Stored records
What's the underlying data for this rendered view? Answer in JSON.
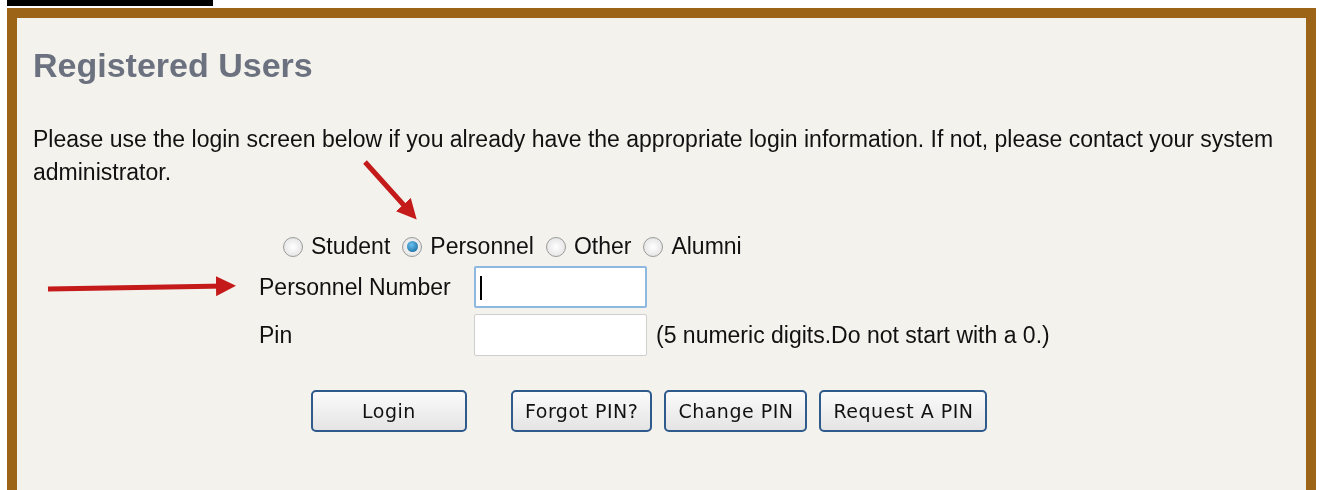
{
  "heading": "Registered Users",
  "intro": "Please use the login screen below if you already have the appropriate login information. If not, please contact your system administrator.",
  "user_types": [
    {
      "label": "Student",
      "selected": false
    },
    {
      "label": "Personnel",
      "selected": true
    },
    {
      "label": "Other",
      "selected": false
    },
    {
      "label": "Alumni",
      "selected": false
    }
  ],
  "fields": [
    {
      "label": "Personnel Number",
      "focused": true
    },
    {
      "label": "Pin",
      "focused": false,
      "hint": "(5 numeric digits.Do not start with a 0.)"
    }
  ],
  "buttons": [
    "Login",
    "Forgot PIN?",
    "Change PIN",
    "Request A PIN"
  ]
}
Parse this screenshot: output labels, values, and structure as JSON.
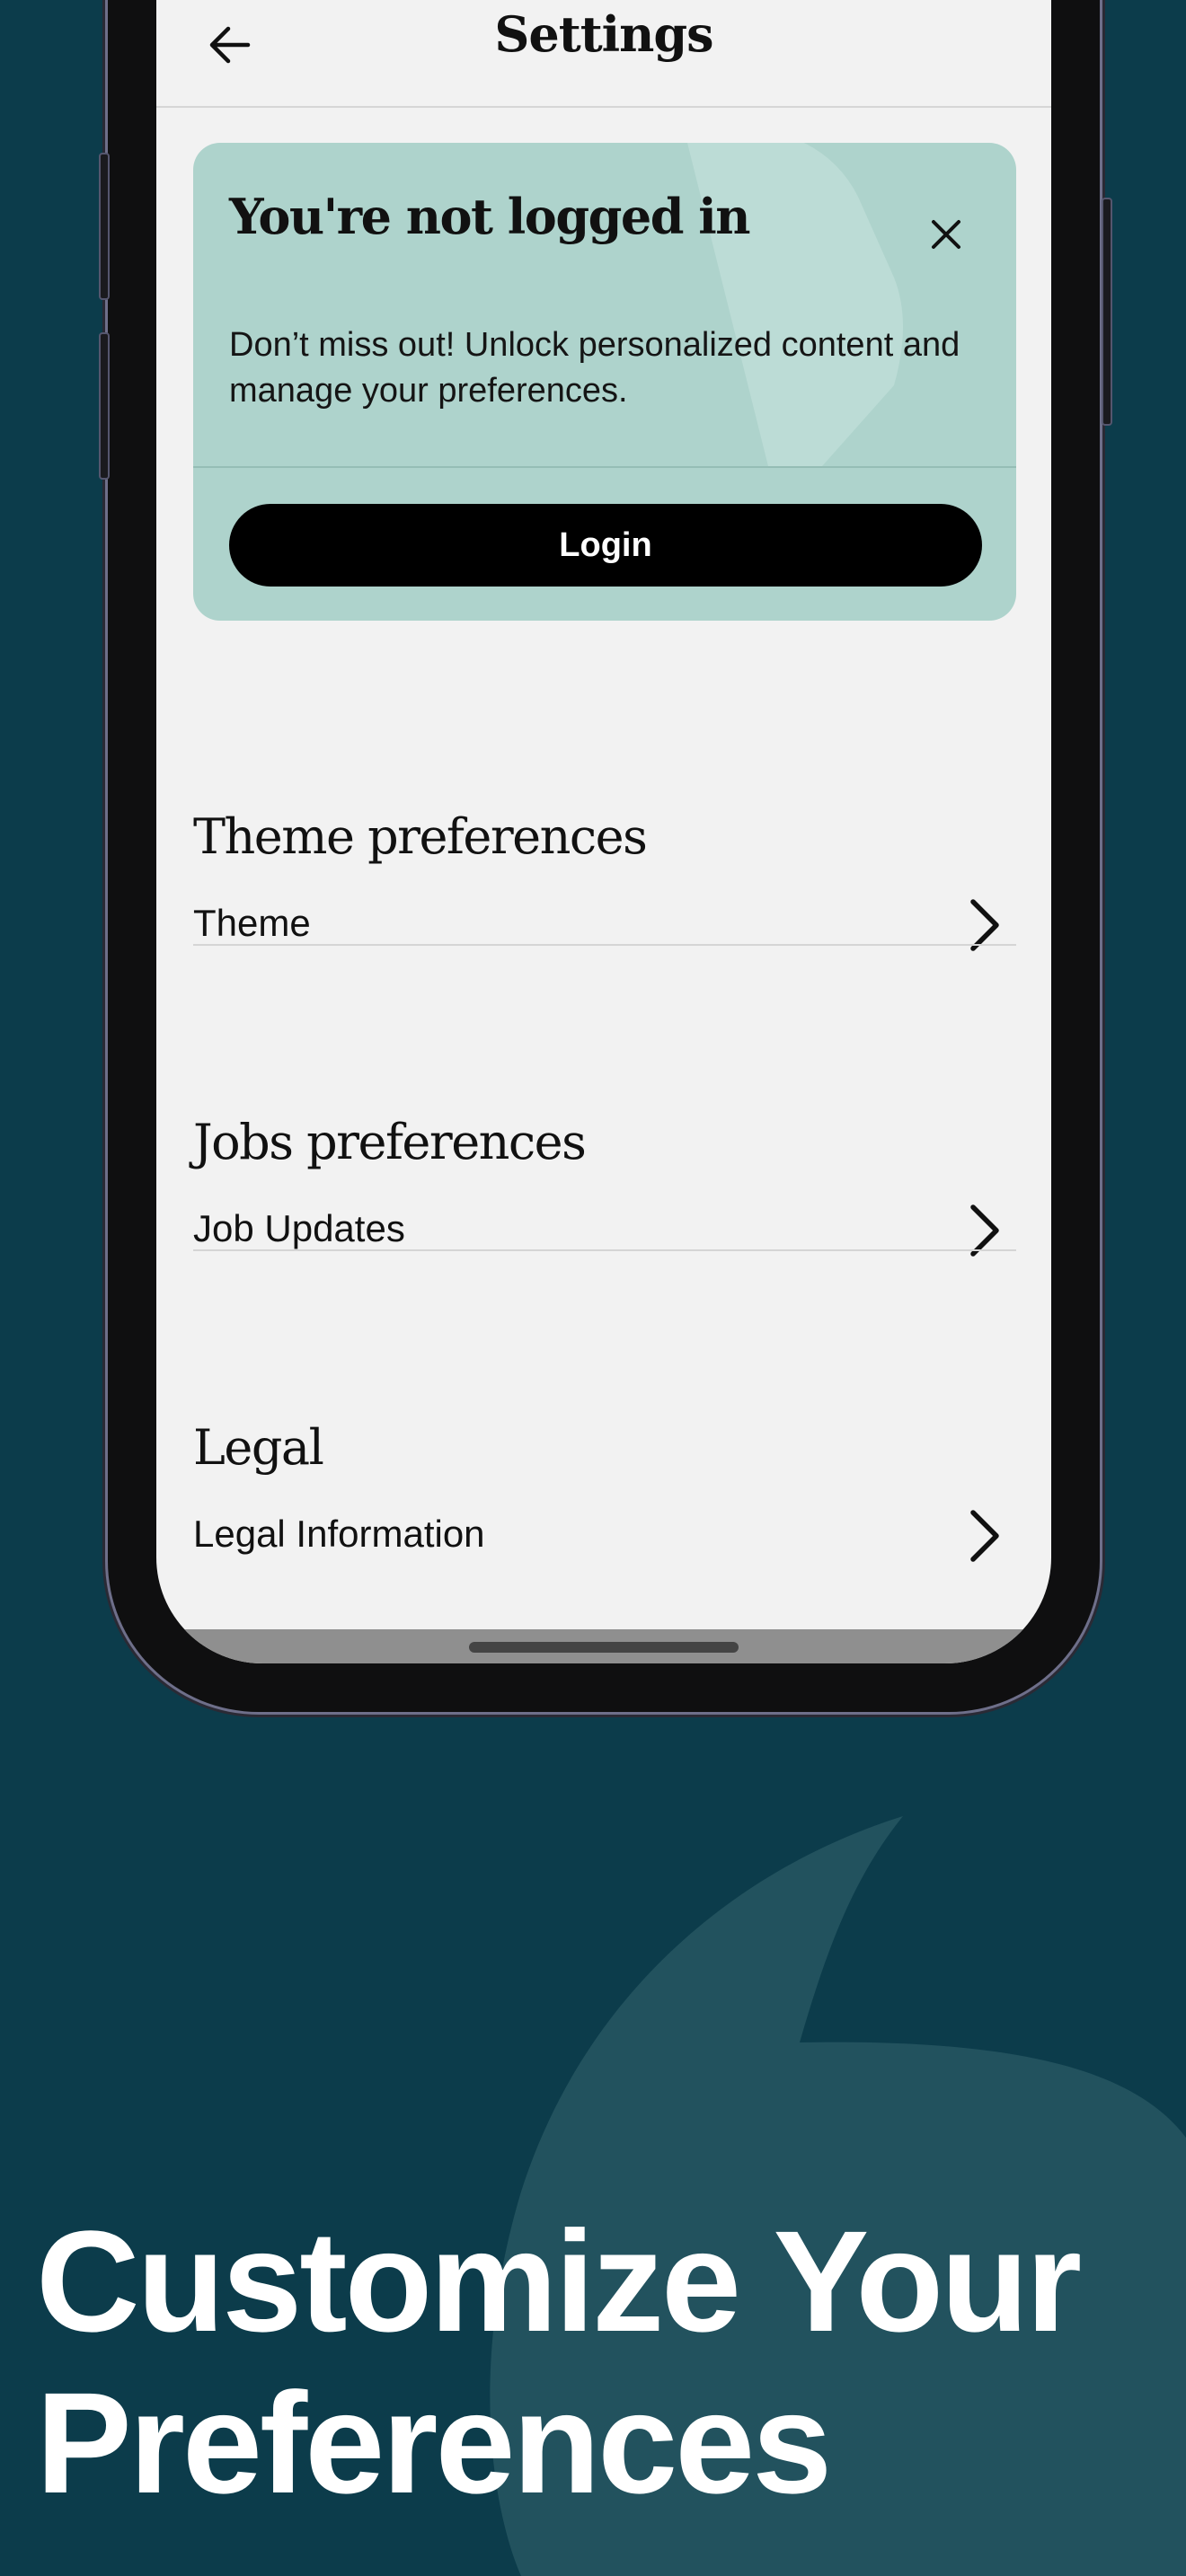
{
  "colors": {
    "background": "#0c3c4b",
    "screen": "#f2f2f2",
    "card": "#aed3cc",
    "button": "#000000",
    "headline": "#ffffff"
  },
  "navbar": {
    "title": "Settings",
    "back_icon": "arrow-left-icon"
  },
  "login_card": {
    "title": "You're not logged in",
    "message": "Don’t miss out! Unlock personalized content and manage your preferences.",
    "button_label": "Login",
    "close_icon": "close-icon"
  },
  "sections": [
    {
      "heading": "Theme preferences",
      "item": "Theme",
      "icon": "chevron-right-icon"
    },
    {
      "heading": "Jobs preferences",
      "item": "Job Updates",
      "icon": "chevron-right-icon"
    },
    {
      "heading": "Legal",
      "item": "Legal Information",
      "icon": "chevron-right-icon"
    }
  ],
  "headline": {
    "line1": "Customize Your",
    "line2": "Preferences"
  }
}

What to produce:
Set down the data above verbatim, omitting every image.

Answer to the problem:
What's the underlying data for this rendered view? Answer in JSON.
{
  "heading": "Registered Users",
  "intro": "Please use the login screen below if you already have the appropriate login information. If not, please contact your system administrator.",
  "user_types": [
    {
      "label": "Student",
      "selected": false
    },
    {
      "label": "Personnel",
      "selected": true
    },
    {
      "label": "Other",
      "selected": false
    },
    {
      "label": "Alumni",
      "selected": false
    }
  ],
  "fields": [
    {
      "label": "Personnel Number",
      "focused": true
    },
    {
      "label": "Pin",
      "focused": false,
      "hint": "(5 numeric digits.Do not start with a 0.)"
    }
  ],
  "buttons": [
    "Login",
    "Forgot PIN?",
    "Change PIN",
    "Request A PIN"
  ]
}
Parse this screenshot: output labels, values, and structure as JSON.
{
  "colors": {
    "background": "#0c3c4b",
    "screen": "#f2f2f2",
    "card": "#aed3cc",
    "button": "#000000",
    "headline": "#ffffff"
  },
  "navbar": {
    "title": "Settings",
    "back_icon": "arrow-left-icon"
  },
  "login_card": {
    "title": "You're not logged in",
    "message": "Don’t miss out! Unlock personalized content and manage your preferences.",
    "button_label": "Login",
    "close_icon": "close-icon"
  },
  "sections": [
    {
      "heading": "Theme preferences",
      "item": "Theme",
      "icon": "chevron-right-icon"
    },
    {
      "heading": "Jobs preferences",
      "item": "Job Updates",
      "icon": "chevron-right-icon"
    },
    {
      "heading": "Legal",
      "item": "Legal Information",
      "icon": "chevron-right-icon"
    }
  ],
  "headline": {
    "line1": "Customize Your",
    "line2": "Preferences"
  }
}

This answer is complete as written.